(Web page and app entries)
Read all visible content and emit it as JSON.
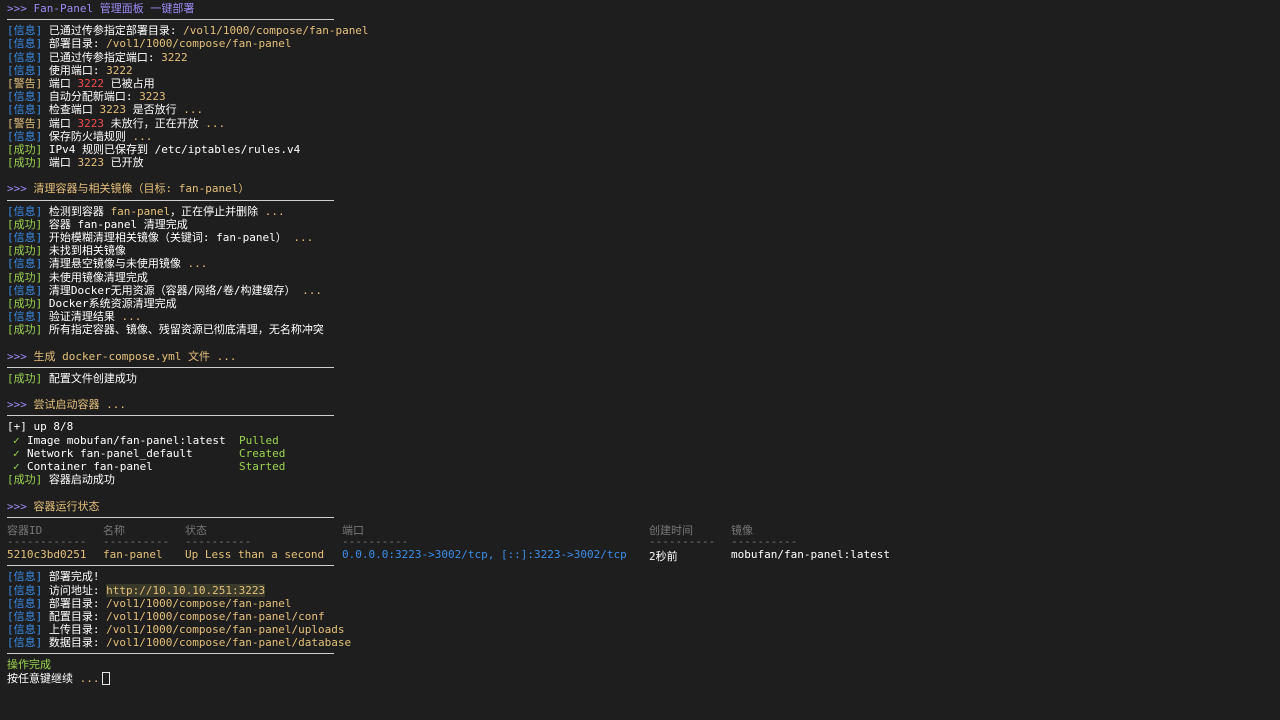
{
  "header1": {
    "prompt": ">>> ",
    "title": "Fan-Panel 管理面板 一键部署"
  },
  "block1": [
    {
      "tag": "[信息]",
      "type": "info",
      "parts": [
        {
          "t": " 已通过传参指定部署目录: ",
          "c": "white"
        },
        {
          "t": "/vol1/1000/compose/fan-panel",
          "c": "yellow"
        }
      ]
    },
    {
      "tag": "[信息]",
      "type": "info",
      "parts": [
        {
          "t": " 部署目录: ",
          "c": "white"
        },
        {
          "t": "/vol1/1000/compose/fan-panel",
          "c": "yellow"
        }
      ]
    },
    {
      "tag": "[信息]",
      "type": "info",
      "parts": [
        {
          "t": " 已通过传参指定端口: ",
          "c": "white"
        },
        {
          "t": "3222",
          "c": "yellow"
        }
      ]
    },
    {
      "tag": "[信息]",
      "type": "info",
      "parts": [
        {
          "t": " 使用端口: ",
          "c": "white"
        },
        {
          "t": "3222",
          "c": "yellow"
        }
      ]
    },
    {
      "tag": "[警告]",
      "type": "warn",
      "parts": [
        {
          "t": " 端口 ",
          "c": "white"
        },
        {
          "t": "3222",
          "c": "red"
        },
        {
          "t": " 已被占用",
          "c": "white"
        }
      ]
    },
    {
      "tag": "[信息]",
      "type": "info",
      "parts": [
        {
          "t": " 自动分配新端口: ",
          "c": "white"
        },
        {
          "t": "3223",
          "c": "yellow"
        }
      ]
    },
    {
      "tag": "[信息]",
      "type": "info",
      "parts": [
        {
          "t": " 检查端口 ",
          "c": "white"
        },
        {
          "t": "3223",
          "c": "yellow"
        },
        {
          "t": " 是否放行 ",
          "c": "white"
        },
        {
          "t": "...",
          "c": "yellow"
        }
      ]
    },
    {
      "tag": "[警告]",
      "type": "warn",
      "parts": [
        {
          "t": " 端口 ",
          "c": "white"
        },
        {
          "t": "3223",
          "c": "red"
        },
        {
          "t": " 未放行，正在开放 ",
          "c": "white"
        },
        {
          "t": "...",
          "c": "yellow"
        }
      ]
    },
    {
      "tag": "[信息]",
      "type": "info",
      "parts": [
        {
          "t": " 保存防火墙规则 ",
          "c": "white"
        },
        {
          "t": "...",
          "c": "yellow"
        }
      ]
    },
    {
      "tag": "[成功]",
      "type": "ok",
      "parts": [
        {
          "t": " IPv4 规则已保存到 /etc/iptables/rules.v4",
          "c": "white"
        }
      ]
    },
    {
      "tag": "[成功]",
      "type": "ok",
      "parts": [
        {
          "t": " 端口 ",
          "c": "white"
        },
        {
          "t": "3223",
          "c": "yellow"
        },
        {
          "t": " 已开放",
          "c": "white"
        }
      ]
    }
  ],
  "header2": {
    "prompt": ">>> ",
    "title": "清理容器与相关镜像（目标: fan-panel）"
  },
  "block2": [
    {
      "tag": "[信息]",
      "type": "info",
      "parts": [
        {
          "t": " 检测到容器 ",
          "c": "white"
        },
        {
          "t": "fan-panel",
          "c": "yellow"
        },
        {
          "t": "，正在停止并删除 ",
          "c": "white"
        },
        {
          "t": "...",
          "c": "yellow"
        }
      ]
    },
    {
      "tag": "[成功]",
      "type": "ok",
      "parts": [
        {
          "t": " 容器 fan-panel 清理完成",
          "c": "white"
        }
      ]
    },
    {
      "tag": "[信息]",
      "type": "info",
      "parts": [
        {
          "t": " 开始模糊清理相关镜像（关键词: fan-panel） ",
          "c": "white"
        },
        {
          "t": "...",
          "c": "yellow"
        }
      ]
    },
    {
      "tag": "[成功]",
      "type": "ok",
      "parts": [
        {
          "t": " 未找到相关镜像",
          "c": "white"
        }
      ]
    },
    {
      "tag": "[信息]",
      "type": "info",
      "parts": [
        {
          "t": " 清理悬空镜像与未使用镜像 ",
          "c": "white"
        },
        {
          "t": "...",
          "c": "yellow"
        }
      ]
    },
    {
      "tag": "[成功]",
      "type": "ok",
      "parts": [
        {
          "t": " 未使用镜像清理完成",
          "c": "white"
        }
      ]
    },
    {
      "tag": "[信息]",
      "type": "info",
      "parts": [
        {
          "t": " 清理Docker无用资源（容器/网络/卷/构建缓存） ",
          "c": "white"
        },
        {
          "t": "...",
          "c": "yellow"
        }
      ]
    },
    {
      "tag": "[成功]",
      "type": "ok",
      "parts": [
        {
          "t": " Docker系统资源清理完成",
          "c": "white"
        }
      ]
    },
    {
      "tag": "[信息]",
      "type": "info",
      "parts": [
        {
          "t": " 验证清理结果 ",
          "c": "white"
        },
        {
          "t": "...",
          "c": "yellow"
        }
      ]
    },
    {
      "tag": "[成功]",
      "type": "ok",
      "parts": [
        {
          "t": " 所有指定容器、镜像、残留资源已彻底清理，无名称冲突",
          "c": "white"
        }
      ]
    }
  ],
  "header3": {
    "prompt": ">>> ",
    "title": "生成 docker-compose.yml 文件 ..."
  },
  "block3": [
    {
      "tag": "[成功]",
      "type": "ok",
      "parts": [
        {
          "t": " 配置文件创建成功",
          "c": "white"
        }
      ]
    }
  ],
  "header4": {
    "prompt": ">>> ",
    "title": "尝试启动容器 ..."
  },
  "block4": {
    "up_line": "[+] up 8/8",
    "items": [
      {
        "check": "✓",
        "name": "Image mobufan/fan-panel:latest",
        "status": "Pulled"
      },
      {
        "check": "✓",
        "name": "Network fan-panel_default",
        "status": "Created"
      },
      {
        "check": "✓",
        "name": "Container fan-panel",
        "status": "Started"
      }
    ],
    "done": {
      "tag": "[成功]",
      "text": " 容器启动成功"
    }
  },
  "header5": {
    "prompt": ">>> ",
    "title": "容器运行状态"
  },
  "status_table": {
    "headers": [
      "容器ID",
      "名称",
      "状态",
      "端口",
      "创建时间",
      "镜像"
    ],
    "dashes": [
      "------------",
      "----------",
      "----------",
      "----------",
      "----------",
      "----------"
    ],
    "row": [
      "5210c3bd0251",
      "fan-panel",
      "Up Less than a second",
      "0.0.0.0:3223->3002/tcp, [::]:3223->3002/tcp",
      "2秒前",
      "mobufan/fan-panel:latest"
    ]
  },
  "block6": [
    {
      "tag": "[信息]",
      "type": "info",
      "parts": [
        {
          "t": " 部署完成!",
          "c": "white"
        }
      ]
    },
    {
      "tag": "[信息]",
      "type": "info",
      "parts": [
        {
          "t": " 访问地址: ",
          "c": "white"
        },
        {
          "t": "http://10.10.10.251:3223",
          "c": "url"
        }
      ]
    },
    {
      "tag": "[信息]",
      "type": "info",
      "parts": [
        {
          "t": " 部署目录: ",
          "c": "white"
        },
        {
          "t": "/vol1/1000/compose/fan-panel",
          "c": "yellow"
        }
      ]
    },
    {
      "tag": "[信息]",
      "type": "info",
      "parts": [
        {
          "t": " 配置目录: ",
          "c": "white"
        },
        {
          "t": "/vol1/1000/compose/fan-panel/conf",
          "c": "yellow"
        }
      ]
    },
    {
      "tag": "[信息]",
      "type": "info",
      "parts": [
        {
          "t": " 上传目录: ",
          "c": "white"
        },
        {
          "t": "/vol1/1000/compose/fan-panel/uploads",
          "c": "yellow"
        }
      ]
    },
    {
      "tag": "[信息]",
      "type": "info",
      "parts": [
        {
          "t": " 数据目录: ",
          "c": "white"
        },
        {
          "t": "/vol1/1000/compose/fan-panel/database",
          "c": "yellow"
        }
      ]
    }
  ],
  "footer": {
    "done": "操作完成",
    "prompt": "按任意键继续",
    "dots": " ..."
  }
}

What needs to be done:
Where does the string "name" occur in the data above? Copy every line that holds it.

Response area:
        "name": "Image mobufan/fan-panel:latest",
        "name": "Network fan-panel_default",
        "name": "Container fan-panel",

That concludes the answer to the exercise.